He soon crashed against a strong resistance from the non-indigenous population, mostly descendants of the Spanish colonizers, that suspected that his intentions or his presidency would be against their interests and already well established rights. Multinational corporations and foreign investors of the oil, gas and mining industries also presented a forceful resistance against his plans because they feared Morales' threats of nationalizing their operations.
At the end, Morales was forced to negotiate with foreign enterprises and rethink his comments during public speeches; nevertheless, this did not cause his socialist labor movement to lose energy or momentum. Morales promised to modify the Bolivian Constitution to give more rights to the indigenous originary farmer nations and people that were marginalized from Bolivian politics during centuries and who were looking for more integration and self-determination.

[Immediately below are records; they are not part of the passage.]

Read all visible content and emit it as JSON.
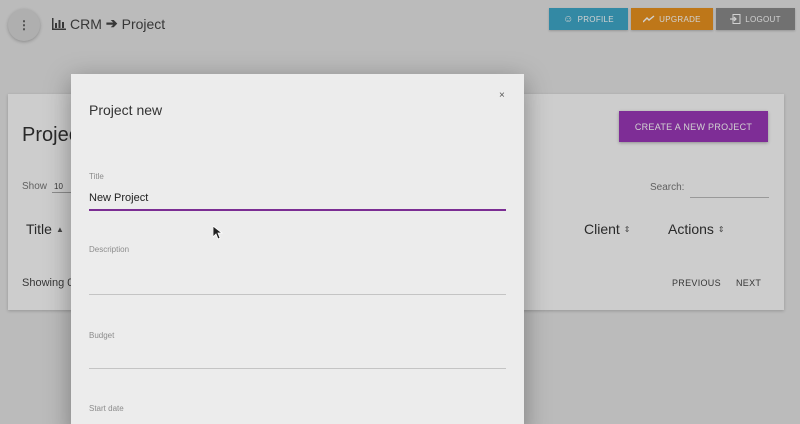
{
  "topbar": {
    "crumb_root": "CRM",
    "crumb_current": "Project",
    "buttons": {
      "profile": "PROFILE",
      "upgrade": "UPGRADE",
      "logout": "LOGOUT"
    }
  },
  "card": {
    "title": "Projec",
    "create_label": "CREATE A NEW PROJECT",
    "show_label": "Show",
    "show_value": "10",
    "search_label": "Search:",
    "columns": {
      "title": "Title",
      "client": "Client",
      "actions": "Actions"
    },
    "showing_text": "Showing 0",
    "previous": "PREVIOUS",
    "next": "NEXT"
  },
  "modal": {
    "title": "Project new",
    "close_glyph": "×",
    "fields": {
      "title": {
        "label": "Title",
        "value": "New Project"
      },
      "description": {
        "label": "Description",
        "value": ""
      },
      "budget": {
        "label": "Budget",
        "value": ""
      },
      "start_date": {
        "label": "Start date",
        "value": ""
      }
    }
  },
  "colors": {
    "profile": "#3fa8c8",
    "upgrade": "#e8921f",
    "logout": "#8a8a8a",
    "create": "#9a38b8",
    "field_active": "#7b2d93"
  },
  "icons": [
    "more-vertical-icon",
    "bar-chart-icon",
    "arrow-right-icon",
    "face-icon",
    "trending-up-icon",
    "logout-icon",
    "sort-icon",
    "close-icon",
    "mouse-pointer-icon"
  ]
}
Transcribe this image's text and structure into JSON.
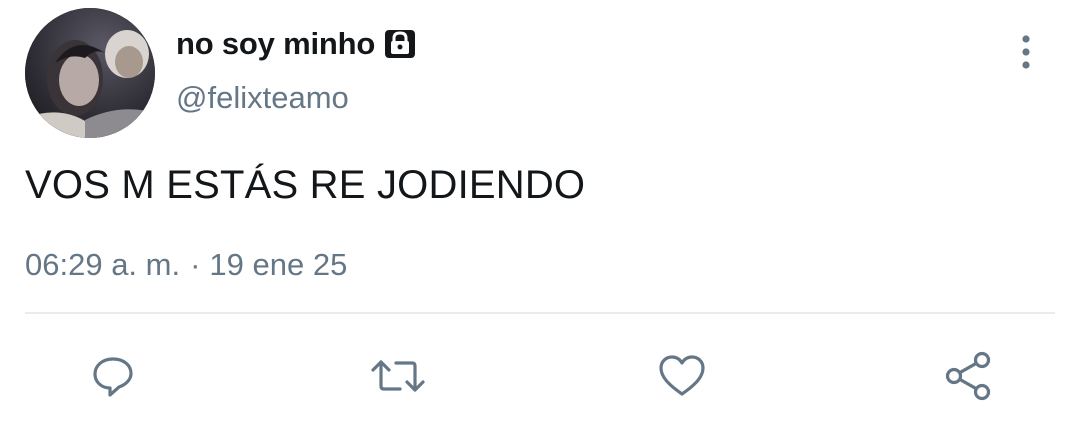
{
  "user": {
    "display_name": "no soy minho",
    "handle": "@felixteamo",
    "protected_icon": "lock-icon",
    "avatar": "profile-photo"
  },
  "tweet": {
    "text": "VOS M ESTÁS RE JODIENDO",
    "time": "06:29 a. m.",
    "separator": "·",
    "date": "19 ene 25"
  },
  "actions": [
    {
      "icon": "reply-icon"
    },
    {
      "icon": "retweet-icon"
    },
    {
      "icon": "like-icon"
    },
    {
      "icon": "share-icon"
    }
  ],
  "menu_icon": "more-vertical-icon",
  "colors": {
    "text_primary": "#14171a",
    "text_secondary": "#657786",
    "divider": "#e6ecf0",
    "background": "#ffffff"
  }
}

Backed by a strong regional ally, Venezuelan President Hugo Chavez, who seeks a socialist revolution in all of Latin-America, and who challenged President Bush in various moments of international politics, Morales has maintained his efforts to change and correct the grave historic injustices perpetrated against the indigenous population of Bolivia.
The Bolivian opposition has said many times that they suspect that Evo Morales and his political project are a danger for the country; however, his mandate has already proven to be longer than those enjoyed by his predecessors.
On February 7th, 2009, Morales inaugurated the new constitutional era in Bolivian by enacting the New Bolivian Constitution, proclaiming the initiation of a new socialist communitarian state in Bolivia and celebrating the change of a political system that was inherited from the Spanish empire. Today, 36 indigenous communities and groups have the right to territory, language and their own communitarian justice. The new Bolivian Constitution also allows Morales to seek a second term of 5 years as President of Bolivia.To read the New Bolivian Constitution in English, visit http://www.bolivianconstitution.com/2009/06/new-constitution-of-bolivia-in-pdf.html